What is Facebook? I’m sure most people are aware of and use Facebook regularly but here is a little recap. Facebook describes themselves as a way to help you connect and share with the people in your life. Unlike Twitter Facebook operates in closed networks. Generally most people on the social network have private profiles and can only interact with others if they have been accepted as a Facebook friend.

The rules are slightly different for organisations – organisations can set up a Facebook page which is public, and anyone can view it. Individuals can like an organisations page and anything the organisation posts will appear in their Facebook feed, along with posts from their friends.

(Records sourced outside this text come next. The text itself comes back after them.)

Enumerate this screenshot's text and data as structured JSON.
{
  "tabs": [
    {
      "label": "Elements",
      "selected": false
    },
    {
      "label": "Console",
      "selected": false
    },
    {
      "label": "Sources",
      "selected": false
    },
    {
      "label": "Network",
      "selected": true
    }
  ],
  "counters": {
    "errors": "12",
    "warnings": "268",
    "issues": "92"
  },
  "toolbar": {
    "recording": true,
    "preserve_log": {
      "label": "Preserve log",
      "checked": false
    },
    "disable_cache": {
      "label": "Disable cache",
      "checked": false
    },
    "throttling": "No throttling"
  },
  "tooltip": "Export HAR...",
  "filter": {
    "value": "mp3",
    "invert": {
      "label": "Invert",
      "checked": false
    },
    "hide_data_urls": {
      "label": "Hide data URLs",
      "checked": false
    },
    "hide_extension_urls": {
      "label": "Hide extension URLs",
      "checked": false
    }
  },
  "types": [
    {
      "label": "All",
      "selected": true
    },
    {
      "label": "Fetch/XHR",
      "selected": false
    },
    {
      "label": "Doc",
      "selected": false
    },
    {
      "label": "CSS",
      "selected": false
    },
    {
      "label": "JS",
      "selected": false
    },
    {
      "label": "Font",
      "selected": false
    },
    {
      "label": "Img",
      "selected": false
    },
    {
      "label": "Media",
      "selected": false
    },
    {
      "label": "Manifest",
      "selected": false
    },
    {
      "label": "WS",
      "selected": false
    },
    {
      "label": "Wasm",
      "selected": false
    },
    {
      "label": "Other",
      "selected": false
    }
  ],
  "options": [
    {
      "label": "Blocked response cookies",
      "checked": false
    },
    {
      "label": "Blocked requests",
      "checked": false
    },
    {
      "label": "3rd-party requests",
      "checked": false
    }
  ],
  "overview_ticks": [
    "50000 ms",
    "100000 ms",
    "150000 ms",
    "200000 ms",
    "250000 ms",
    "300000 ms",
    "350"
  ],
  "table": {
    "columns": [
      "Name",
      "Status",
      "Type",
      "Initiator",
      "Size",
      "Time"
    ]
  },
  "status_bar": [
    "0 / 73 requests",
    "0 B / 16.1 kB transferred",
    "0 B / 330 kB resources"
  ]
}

Facebook’s strengths lie in its numbers. More than 1.26 billion people are on Facebook and more than 757 million log on daily.  Facebook is also very visually focused – photos and videos generally the most common content uploaded to the site.

For small organisations, one of Facebook’s biggest advantages the ability to create a Facebook page. Websites can be costly to develop and maintain, while a Facebook page is simple and low cost. Organisations can run competitions, offer deals, post photos and update information on Facebook with minimal staff training. It provides business who previously didn’t have the capabilities to host a website to share information with their customers and the general public electronically.

So what about large organisations? I work for a large organisation but we are fairly new to Facebook. We are still in a bit of a learning curve about how to promote our organisation through our Facebook page.

Our Facebook page is used to inform our members of our policy, news and activities. We post two news articles from our internal news publication a day – this includes not just articles about our organisation but national, international and political news articles. We also post all media releases, audios and video grabs we issue as well as photos from events.

The Queensland Federal Police Facebook page is a great example of how an organisation can promote their organisation.

They recommend having a well thought out communication policy, which states clearly the relationship you expect to have with your audience – no swearing, etc. To build an audience on Facebook they recommend posting both the hard hitting news and the soft news. For example Queensland police asked for help solving a homicide case in a Facebook post, but later the same day they posted police officers stopping traffic to assist ducks. They also post news articles, both the good and the bad, and use humour to engage with their audience.

Tagged , , , ,

Tuesday’s Top Ten

ImageWhat have I been up to this past weekend? Other than being utterly exhausted, – had a full day master class about social media on Saturday (more to come) – I have been trawling the depths of the internet for useful titbits on social media and other fun things. Enjoy

This week in social media – what you may have missed…

Travelling tips for Japanese people going to America – interesting perspective!

Facebook’s new ad campaign structure explained

Fashion and art – matching fashion images with art and photography

Social Media – Building revolutions around the world

Maddie on things – I think Maddie has more flexibility than me

A Dr Seuss inspired guide to Twitter

Why you should love Seth Rogan more than you already do

Remember to always put your best side forward

Xoxo
Social Girl

 

Tagged , , , , , , , , ,